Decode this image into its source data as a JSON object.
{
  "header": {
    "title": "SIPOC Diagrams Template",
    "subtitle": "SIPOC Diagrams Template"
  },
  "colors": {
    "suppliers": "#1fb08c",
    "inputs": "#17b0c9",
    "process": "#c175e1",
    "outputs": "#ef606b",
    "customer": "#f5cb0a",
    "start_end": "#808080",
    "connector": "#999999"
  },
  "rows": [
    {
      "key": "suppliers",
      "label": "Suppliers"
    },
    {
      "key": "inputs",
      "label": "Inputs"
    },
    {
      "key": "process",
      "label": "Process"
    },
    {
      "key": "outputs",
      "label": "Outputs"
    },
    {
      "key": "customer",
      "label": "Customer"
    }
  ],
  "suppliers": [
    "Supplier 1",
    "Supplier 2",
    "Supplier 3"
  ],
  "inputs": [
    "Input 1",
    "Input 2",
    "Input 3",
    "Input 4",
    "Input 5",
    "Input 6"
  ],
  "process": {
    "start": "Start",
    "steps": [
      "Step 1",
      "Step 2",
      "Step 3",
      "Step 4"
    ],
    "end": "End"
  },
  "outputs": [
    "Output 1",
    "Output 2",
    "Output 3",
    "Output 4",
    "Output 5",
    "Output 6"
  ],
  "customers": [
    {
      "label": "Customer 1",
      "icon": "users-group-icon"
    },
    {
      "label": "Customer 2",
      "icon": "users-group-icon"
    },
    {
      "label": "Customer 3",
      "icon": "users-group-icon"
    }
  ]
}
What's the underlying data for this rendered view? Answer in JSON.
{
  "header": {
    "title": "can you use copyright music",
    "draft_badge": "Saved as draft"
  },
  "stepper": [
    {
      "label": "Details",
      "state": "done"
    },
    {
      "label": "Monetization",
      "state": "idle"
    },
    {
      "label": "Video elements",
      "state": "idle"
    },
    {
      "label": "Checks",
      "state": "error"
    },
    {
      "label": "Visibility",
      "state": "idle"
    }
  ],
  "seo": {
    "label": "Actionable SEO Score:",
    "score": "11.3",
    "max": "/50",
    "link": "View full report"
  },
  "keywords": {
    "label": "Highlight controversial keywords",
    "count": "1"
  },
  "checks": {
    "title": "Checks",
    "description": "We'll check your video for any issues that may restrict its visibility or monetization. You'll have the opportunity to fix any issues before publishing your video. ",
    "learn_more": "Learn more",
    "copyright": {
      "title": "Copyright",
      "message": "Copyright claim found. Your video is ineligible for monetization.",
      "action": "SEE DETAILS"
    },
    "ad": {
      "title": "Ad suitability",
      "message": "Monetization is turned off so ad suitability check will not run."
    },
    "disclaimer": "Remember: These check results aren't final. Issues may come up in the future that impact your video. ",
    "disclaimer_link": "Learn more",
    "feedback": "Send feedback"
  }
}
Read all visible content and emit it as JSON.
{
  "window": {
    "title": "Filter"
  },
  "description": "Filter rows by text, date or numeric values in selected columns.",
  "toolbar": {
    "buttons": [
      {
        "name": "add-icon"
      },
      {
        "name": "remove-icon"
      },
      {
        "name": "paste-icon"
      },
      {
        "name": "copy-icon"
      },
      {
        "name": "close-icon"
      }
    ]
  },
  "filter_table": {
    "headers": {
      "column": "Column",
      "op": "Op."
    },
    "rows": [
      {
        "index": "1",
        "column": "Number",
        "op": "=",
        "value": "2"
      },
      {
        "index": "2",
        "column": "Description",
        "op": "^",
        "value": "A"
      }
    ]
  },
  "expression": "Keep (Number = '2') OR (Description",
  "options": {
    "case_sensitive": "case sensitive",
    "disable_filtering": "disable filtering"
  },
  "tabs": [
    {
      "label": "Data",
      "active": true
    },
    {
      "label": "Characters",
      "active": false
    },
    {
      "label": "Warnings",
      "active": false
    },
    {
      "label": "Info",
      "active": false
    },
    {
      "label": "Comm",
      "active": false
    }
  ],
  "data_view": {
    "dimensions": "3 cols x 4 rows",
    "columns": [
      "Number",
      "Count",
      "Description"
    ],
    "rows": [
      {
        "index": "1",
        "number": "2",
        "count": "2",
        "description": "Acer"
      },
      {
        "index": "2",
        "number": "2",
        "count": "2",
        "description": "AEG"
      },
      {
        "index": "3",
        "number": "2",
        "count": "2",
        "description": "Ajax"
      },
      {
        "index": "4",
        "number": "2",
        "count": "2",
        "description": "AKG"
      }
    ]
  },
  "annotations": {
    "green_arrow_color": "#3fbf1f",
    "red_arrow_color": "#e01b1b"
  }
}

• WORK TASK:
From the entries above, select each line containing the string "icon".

• ANSWER FOR THIS EXERCISE:
      "icon": "users-group-icon"
      "icon": "users-group-icon"
      "icon": "users-group-icon"
        "name": "add-icon"
        "name": "remove-icon"
        "name": "paste-icon"
        "name": "copy-icon"
        "name": "close-icon"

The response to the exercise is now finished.